A proper diet is not only essential and beneficial to general wellbeing, but is key to preventing many chronic, inflammatory issues and obesity. For nurses, especially, it can help earn the credibility needed to educate patients on these topics. Talk about being a role model.
Nobody wants to feel uncomfortable teaching patients about health, knowing full-well that he/she practices bad lifestyle habits. Imagine lecturing a patient on smoking cessation while dressed in clothes emitting a sharp smell of cigarettes. After all, we want our patients to listen to us and incorporate our good advice.
So here are some basics to keep you hearty and alert:
- Prepare your food before you report to work: Sure. Preparing food takes time, but doing so will keep you from visiting vending machines and the cafeteria, one time too many.
- Monitor your nutrition intake: Make sure you have a sufficient balance of protein and vitamins daily and on a meal to meal basis.
- Measure portion size: It’s nice to feel full, but you don’t want to overeat, because overeating results in lethargy, clumsiness and, believe it or not, invites more feelings of hunger.

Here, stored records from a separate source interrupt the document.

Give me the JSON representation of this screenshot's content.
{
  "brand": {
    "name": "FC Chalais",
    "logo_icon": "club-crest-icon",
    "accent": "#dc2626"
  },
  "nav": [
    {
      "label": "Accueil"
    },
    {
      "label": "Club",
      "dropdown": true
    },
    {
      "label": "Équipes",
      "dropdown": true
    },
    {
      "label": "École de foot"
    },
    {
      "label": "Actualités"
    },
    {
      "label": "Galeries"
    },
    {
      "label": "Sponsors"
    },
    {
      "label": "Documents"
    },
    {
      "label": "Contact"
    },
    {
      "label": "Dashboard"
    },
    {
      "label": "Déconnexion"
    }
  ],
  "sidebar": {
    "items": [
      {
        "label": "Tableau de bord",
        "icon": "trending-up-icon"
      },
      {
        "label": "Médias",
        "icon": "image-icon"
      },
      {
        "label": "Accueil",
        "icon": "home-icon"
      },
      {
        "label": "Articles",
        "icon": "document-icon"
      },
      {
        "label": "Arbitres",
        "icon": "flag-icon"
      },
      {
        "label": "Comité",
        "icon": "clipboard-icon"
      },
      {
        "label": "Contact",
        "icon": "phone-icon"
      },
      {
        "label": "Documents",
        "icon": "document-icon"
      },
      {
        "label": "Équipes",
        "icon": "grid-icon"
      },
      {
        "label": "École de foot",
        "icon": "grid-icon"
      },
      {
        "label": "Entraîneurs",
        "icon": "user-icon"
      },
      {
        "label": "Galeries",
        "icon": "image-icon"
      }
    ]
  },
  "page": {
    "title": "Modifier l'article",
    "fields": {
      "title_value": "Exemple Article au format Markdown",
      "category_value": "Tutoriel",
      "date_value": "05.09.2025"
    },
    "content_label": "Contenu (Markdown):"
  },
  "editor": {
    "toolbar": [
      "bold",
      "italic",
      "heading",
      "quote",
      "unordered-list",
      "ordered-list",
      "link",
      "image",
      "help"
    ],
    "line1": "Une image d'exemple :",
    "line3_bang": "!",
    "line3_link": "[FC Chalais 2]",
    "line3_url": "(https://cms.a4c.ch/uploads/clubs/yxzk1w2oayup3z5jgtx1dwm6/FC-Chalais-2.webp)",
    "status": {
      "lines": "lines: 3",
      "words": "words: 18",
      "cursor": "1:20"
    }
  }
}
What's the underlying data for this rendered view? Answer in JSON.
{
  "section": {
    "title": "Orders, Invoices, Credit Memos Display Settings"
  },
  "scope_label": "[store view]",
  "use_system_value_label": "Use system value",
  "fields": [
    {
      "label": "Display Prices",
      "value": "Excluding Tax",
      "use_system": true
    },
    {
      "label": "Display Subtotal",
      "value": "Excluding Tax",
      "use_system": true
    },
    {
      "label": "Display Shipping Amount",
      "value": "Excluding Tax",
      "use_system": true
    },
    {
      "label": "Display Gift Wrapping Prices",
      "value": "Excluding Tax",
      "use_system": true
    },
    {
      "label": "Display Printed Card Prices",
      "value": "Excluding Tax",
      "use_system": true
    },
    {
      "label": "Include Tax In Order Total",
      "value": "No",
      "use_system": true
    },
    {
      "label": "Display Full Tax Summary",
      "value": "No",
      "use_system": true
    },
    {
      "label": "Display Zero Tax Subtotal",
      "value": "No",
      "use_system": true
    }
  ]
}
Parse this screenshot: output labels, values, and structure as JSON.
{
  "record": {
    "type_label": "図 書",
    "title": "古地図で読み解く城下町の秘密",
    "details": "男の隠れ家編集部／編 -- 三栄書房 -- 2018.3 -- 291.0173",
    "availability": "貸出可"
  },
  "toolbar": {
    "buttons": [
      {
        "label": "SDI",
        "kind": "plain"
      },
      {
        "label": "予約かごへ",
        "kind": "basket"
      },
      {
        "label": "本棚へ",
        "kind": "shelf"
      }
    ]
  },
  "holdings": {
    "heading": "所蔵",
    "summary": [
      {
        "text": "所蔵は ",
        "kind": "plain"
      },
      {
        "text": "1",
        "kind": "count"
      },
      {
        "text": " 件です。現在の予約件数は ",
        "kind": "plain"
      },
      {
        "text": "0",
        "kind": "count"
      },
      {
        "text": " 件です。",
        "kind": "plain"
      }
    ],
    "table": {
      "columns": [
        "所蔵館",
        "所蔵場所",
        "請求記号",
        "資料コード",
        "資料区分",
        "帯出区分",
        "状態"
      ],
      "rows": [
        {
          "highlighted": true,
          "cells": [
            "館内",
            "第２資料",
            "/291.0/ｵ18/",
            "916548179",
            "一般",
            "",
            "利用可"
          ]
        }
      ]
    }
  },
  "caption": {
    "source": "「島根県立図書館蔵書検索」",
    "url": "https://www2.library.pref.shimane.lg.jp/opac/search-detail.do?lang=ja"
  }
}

- Fill your plate with variety: Choices of vegetables (both raw and cooked), fruits, grains, meat, fish, and dairy should be evenly distributed throughout the day. Include an assortment of colored fruits as they each offer a smorgasbord of healthful nutrients.
- Drink water: Nothing hydrates more efficiently than H2O. Drink some and then some more. Water will help you stay awake and alert and keep you full between meals.
- Indulge in a treat: Acknowledge your hard work and thank yourself for your dedication by indulging in a delightful little delicacy. Limit it to once a day, though.
Breaking bad habits takes determination and focus. Deciding to eat healthy requires commitment and careful planning. However, once you master the skill, the benefits of healthful living will outdo any inconvenience or excuse you might give yourself. Remember, you’re a nurse and the first person you need to care for is yourself.